# Activity
Restate the entries below verbatim.

(Entries from a dataset of interfaces)

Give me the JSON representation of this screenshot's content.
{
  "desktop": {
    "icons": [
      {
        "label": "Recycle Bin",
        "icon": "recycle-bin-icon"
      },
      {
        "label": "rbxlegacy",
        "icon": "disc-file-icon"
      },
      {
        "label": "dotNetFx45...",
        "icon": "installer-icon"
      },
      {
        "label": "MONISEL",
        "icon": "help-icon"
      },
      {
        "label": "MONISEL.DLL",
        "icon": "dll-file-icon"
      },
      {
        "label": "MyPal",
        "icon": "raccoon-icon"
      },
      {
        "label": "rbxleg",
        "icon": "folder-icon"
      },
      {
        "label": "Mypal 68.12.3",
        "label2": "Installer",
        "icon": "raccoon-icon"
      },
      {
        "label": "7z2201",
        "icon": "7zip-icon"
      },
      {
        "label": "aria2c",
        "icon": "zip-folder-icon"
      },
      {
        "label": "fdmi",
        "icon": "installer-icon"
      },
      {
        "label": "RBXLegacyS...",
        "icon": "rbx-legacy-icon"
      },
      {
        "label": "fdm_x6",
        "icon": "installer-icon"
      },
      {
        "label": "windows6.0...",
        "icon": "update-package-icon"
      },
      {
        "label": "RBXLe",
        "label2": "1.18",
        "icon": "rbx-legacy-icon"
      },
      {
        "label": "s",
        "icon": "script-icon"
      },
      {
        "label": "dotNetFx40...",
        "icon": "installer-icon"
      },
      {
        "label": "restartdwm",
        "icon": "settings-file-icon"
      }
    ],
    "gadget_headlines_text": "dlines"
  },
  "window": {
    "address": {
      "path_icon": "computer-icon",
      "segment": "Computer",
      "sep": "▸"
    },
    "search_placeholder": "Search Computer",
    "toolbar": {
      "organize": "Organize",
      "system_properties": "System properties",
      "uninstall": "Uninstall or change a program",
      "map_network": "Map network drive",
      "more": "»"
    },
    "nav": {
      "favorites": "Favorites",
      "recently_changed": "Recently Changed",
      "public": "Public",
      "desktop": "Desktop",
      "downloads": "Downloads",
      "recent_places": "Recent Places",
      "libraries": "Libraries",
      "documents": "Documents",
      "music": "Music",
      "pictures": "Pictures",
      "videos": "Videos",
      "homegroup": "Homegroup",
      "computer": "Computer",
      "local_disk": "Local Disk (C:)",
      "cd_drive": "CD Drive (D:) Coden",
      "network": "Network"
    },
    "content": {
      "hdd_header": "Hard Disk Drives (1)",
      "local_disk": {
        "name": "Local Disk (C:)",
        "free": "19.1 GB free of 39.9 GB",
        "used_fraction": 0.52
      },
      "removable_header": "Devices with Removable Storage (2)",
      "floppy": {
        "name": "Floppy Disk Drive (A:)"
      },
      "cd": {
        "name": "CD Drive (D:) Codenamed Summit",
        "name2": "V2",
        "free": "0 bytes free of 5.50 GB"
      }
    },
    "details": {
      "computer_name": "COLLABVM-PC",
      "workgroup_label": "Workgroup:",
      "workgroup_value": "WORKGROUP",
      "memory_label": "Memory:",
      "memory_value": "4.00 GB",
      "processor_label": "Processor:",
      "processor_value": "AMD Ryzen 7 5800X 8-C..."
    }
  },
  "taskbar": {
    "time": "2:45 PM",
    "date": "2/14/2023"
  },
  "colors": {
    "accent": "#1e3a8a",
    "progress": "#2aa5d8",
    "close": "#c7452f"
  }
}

# Answer box
Give me the JSON representation of this screenshot's content.
{
  "desktop": {
    "icons": [
      {
        "label": "Recycle Bin",
        "icon": "recycle-bin-icon"
      },
      {
        "label": "rbxlegacy",
        "icon": "disc-file-icon"
      },
      {
        "label": "dotNetFx45...",
        "icon": "installer-icon"
      },
      {
        "label": "MONISEL",
        "icon": "help-icon"
      },
      {
        "label": "MONISEL.DLL",
        "icon": "dll-file-icon"
      },
      {
        "label": "MyPal",
        "icon": "raccoon-icon"
      },
      {
        "label": "rbxleg",
        "icon": "folder-icon"
      },
      {
        "label": "Mypal 68.12.3",
        "label2": "Installer",
        "icon": "raccoon-icon"
      },
      {
        "label": "7z2201",
        "icon": "7zip-icon"
      },
      {
        "label": "aria2c",
        "icon": "zip-folder-icon"
      },
      {
        "label": "fdmi",
        "icon": "installer-icon"
      },
      {
        "label": "RBXLegacyS...",
        "icon": "rbx-legacy-icon"
      },
      {
        "label": "fdm_x6",
        "icon": "installer-icon"
      },
      {
        "label": "windows6.0...",
        "icon": "update-package-icon"
      },
      {
        "label": "RBXLe",
        "label2": "1.18",
        "icon": "rbx-legacy-icon"
      },
      {
        "label": "s",
        "icon": "script-icon"
      },
      {
        "label": "dotNetFx40...",
        "icon": "installer-icon"
      },
      {
        "label": "restartdwm",
        "icon": "settings-file-icon"
      }
    ],
    "gadget_headlines_text": "dlines"
  },
  "window": {
    "address": {
      "path_icon": "computer-icon",
      "segment": "Computer",
      "sep": "▸"
    },
    "search_placeholder": "Search Computer",
    "toolbar": {
      "organize": "Organize",
      "system_properties": "System properties",
      "uninstall": "Uninstall or change a program",
      "map_network": "Map network drive",
      "more": "»"
    },
    "nav": {
      "favorites": "Favorites",
      "recently_changed": "Recently Changed",
      "public": "Public",
      "desktop": "Desktop",
      "downloads": "Downloads",
      "recent_places": "Recent Places",
      "libraries": "Libraries",
      "documents": "Documents",
      "music": "Music",
      "pictures": "Pictures",
      "videos": "Videos",
      "homegroup": "Homegroup",
      "computer": "Computer",
      "local_disk": "Local Disk (C:)",
      "cd_drive": "CD Drive (D:) Coden",
      "network": "Network"
    },
    "content": {
      "hdd_header": "Hard Disk Drives (1)",
      "local_disk": {
        "name": "Local Disk (C:)",
        "free": "19.1 GB free of 39.9 GB",
        "used_fraction": 0.52
      },
      "removable_header": "Devices with Removable Storage (2)",
      "floppy": {
        "name": "Floppy Disk Drive (A:)"
      },
      "cd": {
        "name": "CD Drive (D:) Codenamed Summit",
        "name2": "V2",
        "free": "0 bytes free of 5.50 GB"
      }
    },
    "details": {
      "computer_name": "COLLABVM-PC",
      "workgroup_label": "Workgroup:",
      "workgroup_value": "WORKGROUP",
      "memory_label": "Memory:",
      "memory_value": "4.00 GB",
      "processor_label": "Processor:",
      "processor_value": "AMD Ryzen 7 5800X 8-C..."
    }
  },
  "taskbar": {
    "time": "2:45 PM",
    "date": "2/14/2023"
  },
  "colors": {
    "accent": "#1e3a8a",
    "progress": "#2aa5d8",
    "close": "#c7452f"
  }
}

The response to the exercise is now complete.